---- Data for processing

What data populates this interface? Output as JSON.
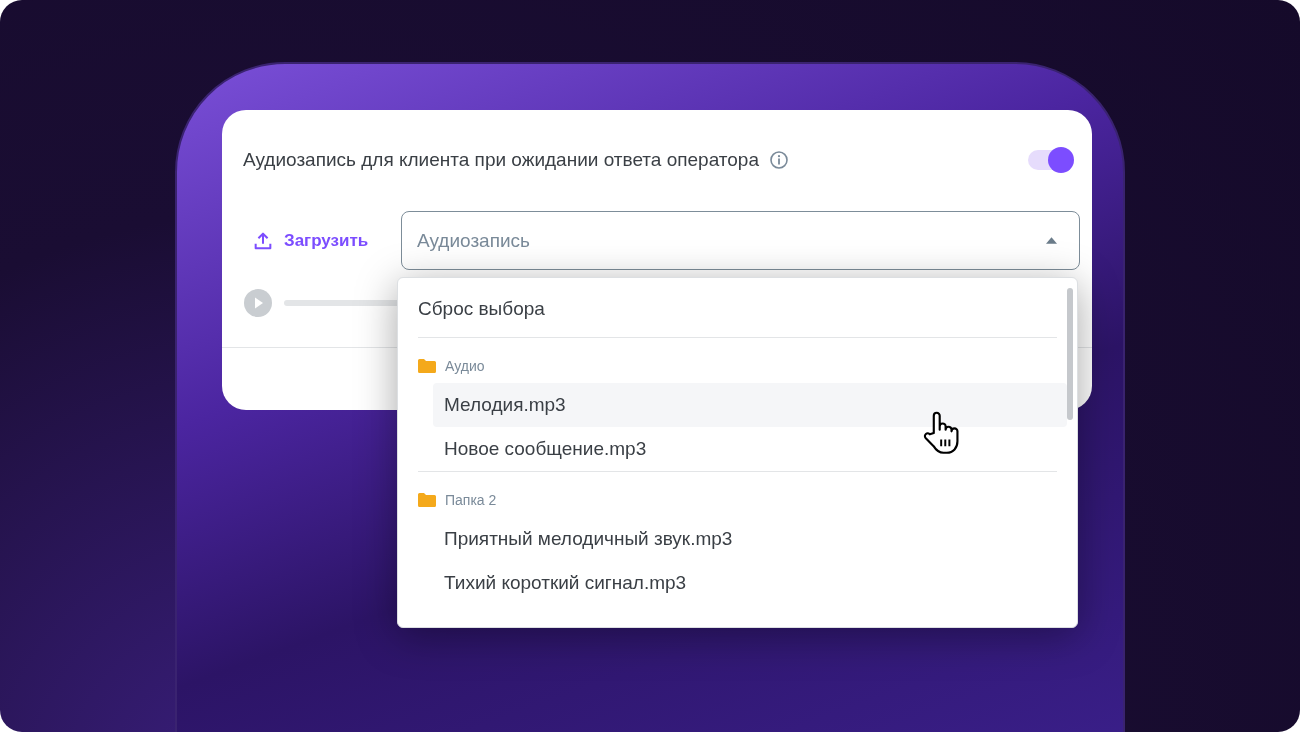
{
  "setting": {
    "label": "Аудиозапись для клиента при ожидании ответа оператора",
    "on": true
  },
  "upload_button": {
    "label": "Загрузить"
  },
  "audio_select": {
    "placeholder": "Аудиозапись",
    "expanded": true
  },
  "dropdown": {
    "reset": "Сброс выбора",
    "groups": [
      {
        "name": "Аудио",
        "items": [
          {
            "label": "Мелодия.mp3",
            "hovered": true
          },
          {
            "label": "Новое сообщение.mp3",
            "hovered": false
          }
        ]
      },
      {
        "name": "Папка 2",
        "items": [
          {
            "label": "Приятный мелодичный звук.mp3",
            "hovered": false
          },
          {
            "label": "Тихий короткий сигнал.mp3",
            "hovered": false
          }
        ]
      }
    ]
  }
}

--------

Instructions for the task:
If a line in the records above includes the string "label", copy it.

Exercise solution:
    "label": "Аудиозапись для клиента при ожидании ответа оператора",
    "label": "Загрузить"
            "label": "Мелодия.mp3",
            "label": "Новое сообщение.mp3",
            "label": "Приятный мелодичный звук.mp3",
            "label": "Тихий короткий сигнал.mp3",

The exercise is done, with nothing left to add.